Hypericum as an antidepressant
by Paul Bergner
Medical Herbalism 7(1&2):8-9
St. Johnswort (Hypericum perforatum) is perhaps one of the best-tested herbs in the world according to the standards of modern clinical trials. It has been shown in more than twenty-five trials to be an effective antidepressant. Thirteen trials were conducted in 1993 alone. The more recent trials, since 1989, have been better designed; earlier trials used a combination of hypericum and valerian rather than hypericum alone. Some trials compared hypericum extracts to placebo, and other to antidepressant drugs such imipramine, a commonly prescribed tricyclic antidepressant. Hypericum also held up in clinical trials against diazepam, desipramine, amitriptyline, bromazepam, and maprotiline. Hypericum extracts were either more effective than placebo or as effective as the drugs in each of the trials, and with fewer side effects than the drugs. Side effects to antidepressant drugs are common. Thus hypericum is not the poor herbal cousin of pharmaceutical antidepressants, but can hold its own clinically.
Method of action not clear
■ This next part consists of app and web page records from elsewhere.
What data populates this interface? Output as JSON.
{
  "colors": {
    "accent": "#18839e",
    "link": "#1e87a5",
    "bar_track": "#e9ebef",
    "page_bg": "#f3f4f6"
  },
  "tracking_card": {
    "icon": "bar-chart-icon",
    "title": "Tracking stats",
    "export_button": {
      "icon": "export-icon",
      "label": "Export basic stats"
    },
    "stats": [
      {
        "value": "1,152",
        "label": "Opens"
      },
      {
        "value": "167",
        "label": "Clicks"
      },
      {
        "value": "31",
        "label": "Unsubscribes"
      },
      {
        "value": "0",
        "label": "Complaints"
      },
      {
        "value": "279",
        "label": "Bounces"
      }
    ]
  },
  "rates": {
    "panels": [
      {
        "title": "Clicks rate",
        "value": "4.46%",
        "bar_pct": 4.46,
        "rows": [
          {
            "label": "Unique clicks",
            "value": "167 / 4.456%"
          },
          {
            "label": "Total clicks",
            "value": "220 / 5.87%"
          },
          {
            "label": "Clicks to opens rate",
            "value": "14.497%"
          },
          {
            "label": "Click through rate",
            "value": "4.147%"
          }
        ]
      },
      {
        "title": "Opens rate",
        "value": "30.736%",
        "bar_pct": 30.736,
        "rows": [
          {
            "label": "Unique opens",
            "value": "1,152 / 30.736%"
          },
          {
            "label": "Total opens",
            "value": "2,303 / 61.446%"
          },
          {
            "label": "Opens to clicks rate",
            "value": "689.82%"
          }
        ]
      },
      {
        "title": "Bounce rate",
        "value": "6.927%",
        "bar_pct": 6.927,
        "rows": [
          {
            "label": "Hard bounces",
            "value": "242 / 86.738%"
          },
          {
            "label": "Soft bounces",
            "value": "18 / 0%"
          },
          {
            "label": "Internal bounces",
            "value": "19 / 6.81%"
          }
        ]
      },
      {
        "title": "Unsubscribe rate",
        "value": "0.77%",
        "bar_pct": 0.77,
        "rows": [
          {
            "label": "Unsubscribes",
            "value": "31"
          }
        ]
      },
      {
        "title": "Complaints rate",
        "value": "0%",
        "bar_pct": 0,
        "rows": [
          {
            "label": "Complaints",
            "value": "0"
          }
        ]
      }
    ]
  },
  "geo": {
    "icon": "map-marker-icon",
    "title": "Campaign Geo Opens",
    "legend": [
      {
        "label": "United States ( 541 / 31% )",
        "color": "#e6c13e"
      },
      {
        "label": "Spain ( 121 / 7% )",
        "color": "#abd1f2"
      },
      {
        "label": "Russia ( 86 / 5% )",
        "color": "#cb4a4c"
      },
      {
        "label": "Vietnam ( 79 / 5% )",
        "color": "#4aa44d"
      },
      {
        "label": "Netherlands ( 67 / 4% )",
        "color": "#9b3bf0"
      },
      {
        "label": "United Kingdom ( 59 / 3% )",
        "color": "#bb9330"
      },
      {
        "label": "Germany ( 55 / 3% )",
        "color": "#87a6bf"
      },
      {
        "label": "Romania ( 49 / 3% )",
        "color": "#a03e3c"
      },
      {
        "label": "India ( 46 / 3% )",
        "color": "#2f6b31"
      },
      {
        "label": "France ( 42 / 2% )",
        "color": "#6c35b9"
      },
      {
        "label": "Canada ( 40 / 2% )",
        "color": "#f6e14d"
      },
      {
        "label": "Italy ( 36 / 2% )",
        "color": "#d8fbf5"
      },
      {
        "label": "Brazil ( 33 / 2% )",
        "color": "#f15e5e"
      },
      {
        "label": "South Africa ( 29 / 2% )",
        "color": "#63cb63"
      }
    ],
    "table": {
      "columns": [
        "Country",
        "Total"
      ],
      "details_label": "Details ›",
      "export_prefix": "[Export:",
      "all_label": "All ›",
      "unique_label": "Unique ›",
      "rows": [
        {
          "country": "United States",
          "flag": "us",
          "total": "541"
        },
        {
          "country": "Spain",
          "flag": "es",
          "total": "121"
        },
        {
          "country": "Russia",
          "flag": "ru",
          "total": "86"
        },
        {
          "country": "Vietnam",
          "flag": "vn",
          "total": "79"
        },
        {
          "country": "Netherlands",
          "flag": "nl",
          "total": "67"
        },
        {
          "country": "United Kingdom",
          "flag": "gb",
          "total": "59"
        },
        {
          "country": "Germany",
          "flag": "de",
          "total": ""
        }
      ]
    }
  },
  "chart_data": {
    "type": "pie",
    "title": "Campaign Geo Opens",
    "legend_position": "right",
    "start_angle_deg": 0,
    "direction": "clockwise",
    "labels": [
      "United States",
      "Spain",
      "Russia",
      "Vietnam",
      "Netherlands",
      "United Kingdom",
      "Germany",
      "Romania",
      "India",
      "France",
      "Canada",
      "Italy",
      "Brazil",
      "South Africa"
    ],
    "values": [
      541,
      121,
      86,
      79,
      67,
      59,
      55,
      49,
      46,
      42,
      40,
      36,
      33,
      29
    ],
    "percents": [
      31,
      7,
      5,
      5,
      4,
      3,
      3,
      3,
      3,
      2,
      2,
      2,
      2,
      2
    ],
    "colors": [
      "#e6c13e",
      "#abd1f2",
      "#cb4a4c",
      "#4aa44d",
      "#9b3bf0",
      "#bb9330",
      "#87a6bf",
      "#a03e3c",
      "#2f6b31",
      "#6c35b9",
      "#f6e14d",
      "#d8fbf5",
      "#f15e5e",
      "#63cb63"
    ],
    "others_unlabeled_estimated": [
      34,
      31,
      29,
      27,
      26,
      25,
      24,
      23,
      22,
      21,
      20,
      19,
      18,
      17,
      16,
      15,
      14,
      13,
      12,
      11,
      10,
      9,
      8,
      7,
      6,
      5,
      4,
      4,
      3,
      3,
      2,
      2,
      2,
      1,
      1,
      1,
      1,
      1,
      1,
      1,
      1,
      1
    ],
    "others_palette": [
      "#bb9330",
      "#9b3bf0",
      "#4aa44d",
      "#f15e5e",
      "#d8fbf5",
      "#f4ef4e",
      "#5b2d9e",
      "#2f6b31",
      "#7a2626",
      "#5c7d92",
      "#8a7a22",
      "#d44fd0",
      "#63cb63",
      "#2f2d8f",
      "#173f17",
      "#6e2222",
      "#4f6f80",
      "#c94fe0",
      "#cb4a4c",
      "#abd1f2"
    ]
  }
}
For decades herbalists and herbal regulators have held that hypericin and related compounds in St Johnswort are the active ingredient for antidepressant effects, and that they act through inhibition of monoamine oxidase, a substance that regulates the levels of neurotransmitters in the brain. This is how a class of antidepressants called MAO-inhibitors work There is no longer a consensus opinion among scientists either that hypericin is the active constituent, or that MAO-inhibition accounts for the antidapressant effects of St Johnswort extracts. [We challenged the MAO-inhibition theory for St Johnswort in 1990 (MH1990:2(1);1-3) on the basis that the extracts do not produce the side effects associated with MAO inhibition, which can include potentially fatal hypertensive crisis.] Early extractions of hypericin used in lab tests were apparently contaminated by other St Johnswort constituents, and a subsequent study has shown that pure hypericin does not have MAO inhibiting effects. Likewise other scientists have proposed that the slight MAC) inhibiting effects of other constituents in St Johnswort are not sufficient to explain its clinical action. Other possible actions are suppression of the cytokine interleukin-6, which in turn modulates the release of the adrenal hormone cortisol. The extracts any also affect the receptor activity on the brain for the neurotransmitter serotonin.
effects are practically
non-existent in the scientific literature. In
the course of six
controlled studies involving 230 patients, only
one patient reported
non-specific gastric trouble during the trials.
warns against the possibility of
photosensitivity — easy sunburn — but
this did not appear in any of the clinical
trials which lasted from 2-8
the trials used 900 mg daily
of a standardized solid extract of hypericum,
and it is difficult to
translate into tincture or other use. The German
2-4 grams of the dried herb as a daily dose.
Some early clinical trials
used 3-4.5 ml (about 90-135 drops) of a mixture
of hypericum and
valerian. It takes 3-4 weeks for antidepressant
effects to become
apparent. A month’s supply at this dose would be
about 6 ounces of